Switzerland in general, and Verbier in particular, is an expensive place to ski. Yes, there are ways of reducing the cost – staying in Le Chable further down the valley for instance, or travelling at an off-peak time. January, if possible, is best, as the school holidays have ended, the price of ski passes drops, the snow is good and you will have quiet slopes and mountain restaurants, and less expensive accommodation. But whatever you do, you will be paying a lot of money, so it’s gratifying 
that the money is reflected in the experience, both on- and off-piste, in the town. Perhaps you would expect free sets of tools at the tops of lifts to help complete minor repairs to ski equipment, or slopes regularly blasted by snow cannons, or poles straightened on an almost hourly basis, or lifts replaced to speed them and make them more comfortable, but in Verbier (and many ski resorts across Switzerland) there is a recognition of the importance of preserving the natural environment, not least since the tourist authorities want to attract visitors in the summer, when the snow has disappeared and the resort and its mountains need to look as unspoilt as possible. To that end, pistes are not blasted out during the summer to make them uniformly blue or red in difficulty, and even the avalanche bombs are in bags made of a biodegradable tissue paper.
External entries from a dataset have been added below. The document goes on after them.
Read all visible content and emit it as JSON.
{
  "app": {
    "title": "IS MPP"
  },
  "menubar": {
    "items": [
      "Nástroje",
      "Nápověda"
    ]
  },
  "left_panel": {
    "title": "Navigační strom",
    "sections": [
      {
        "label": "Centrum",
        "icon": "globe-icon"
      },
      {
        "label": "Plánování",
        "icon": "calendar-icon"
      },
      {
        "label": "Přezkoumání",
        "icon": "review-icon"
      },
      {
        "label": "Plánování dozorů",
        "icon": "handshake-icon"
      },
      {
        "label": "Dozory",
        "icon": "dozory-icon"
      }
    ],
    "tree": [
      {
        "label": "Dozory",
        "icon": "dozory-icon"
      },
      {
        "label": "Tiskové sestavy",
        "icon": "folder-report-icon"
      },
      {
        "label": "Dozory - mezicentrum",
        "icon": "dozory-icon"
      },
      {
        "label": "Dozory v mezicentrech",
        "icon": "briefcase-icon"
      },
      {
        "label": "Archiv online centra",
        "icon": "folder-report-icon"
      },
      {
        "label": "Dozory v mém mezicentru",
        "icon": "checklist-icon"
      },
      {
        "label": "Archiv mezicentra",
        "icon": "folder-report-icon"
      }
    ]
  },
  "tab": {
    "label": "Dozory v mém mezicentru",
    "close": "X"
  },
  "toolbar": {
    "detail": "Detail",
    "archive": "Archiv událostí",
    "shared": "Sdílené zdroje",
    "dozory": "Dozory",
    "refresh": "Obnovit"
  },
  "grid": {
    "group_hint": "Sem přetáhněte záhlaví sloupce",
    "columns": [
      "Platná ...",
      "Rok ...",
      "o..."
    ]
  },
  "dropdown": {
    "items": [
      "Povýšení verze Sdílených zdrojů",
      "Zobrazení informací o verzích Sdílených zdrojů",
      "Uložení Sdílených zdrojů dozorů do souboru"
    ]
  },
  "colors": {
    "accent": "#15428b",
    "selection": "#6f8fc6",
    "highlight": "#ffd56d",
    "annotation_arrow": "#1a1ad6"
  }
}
In this way the scenery remains beautiful whatever the season, unlike in other parts of the Alps, where for several months of the year the landscape reveals 
the scars of winter.

Still, there’s no doubt that the prices reflect the visitors and a trip to the Vinabagnes shop ( 
in the centre of town leaves little doubt about the budget that some can afford, with its extensive range of Swiss wines along 
with French, Italian and Portuguese bottles, and a lot of magnums of extremely good wines for entertaining in chalets. It was only the early start that prevented me from buying a bottle for later enjoyment.

Back up on the slopes as sunlight 
lightens the skies, we ski down the virgin pistes with Victoria. It’s hard to know which is more enjoyable: skiing slopes completely free of others, as though this was all for ourselves, or clocking the looks of those passing overhead in the cable cars, them wondering who we are that we managed to get up here so early. For the patrouille, though, this is just the beginning – hours 
of vigilance and ensuring the safety of 
skiers lie ahead. Verbier’s website promises that “pure energy lives here”. It’s something to live up to, but only after a leisurely breakfast on the mountain.


  • Fer A Cheval

The “Horseshoe” is open all day and very popular for après-ski on the bustling Rue de Médran – great music and food. Rue de Médran 16; +41 27 771 26 69;

  • Restaurant Le Caveau

The place to head for a traditional raclette or fondue. Place Centrale; +41 27 771 22 26

  • Bottle Brothers Verbier

Underneath the Hôtel Nevai, this is 
a modern sister restaurant to the one in Geneva – sleek and stylish, with smaller visually led portions and an extensive cocktail list. Route de Verbier Station 55; +41 27 775 40 00;

  • Le Millenium

Underneath the Hotel La Rotonde, 
this serves stylish food in large 
portions, attractively 
plated with excellent service. Route de Médran; +41 27 771 99 00;

  • Le Dahu

The best pizzas 
on the mountain, as 
well as a wide choice of pasta dishes and salads. 
La Chaux; +41 27 778 20 00;

  • Chalet Carlsberg

This Italian restaurant sits right next to the Attelas ski slope. It has stunning views down to Verbier and across the mountains. There are lovely sheepskin-covered chairs as well 
as an outdoor terrace with a self-service 
snack bar. It shuts at 4.30pm though. 
Chalet Carlsberg, 1936 Bagnes; +41 27 775 26 73;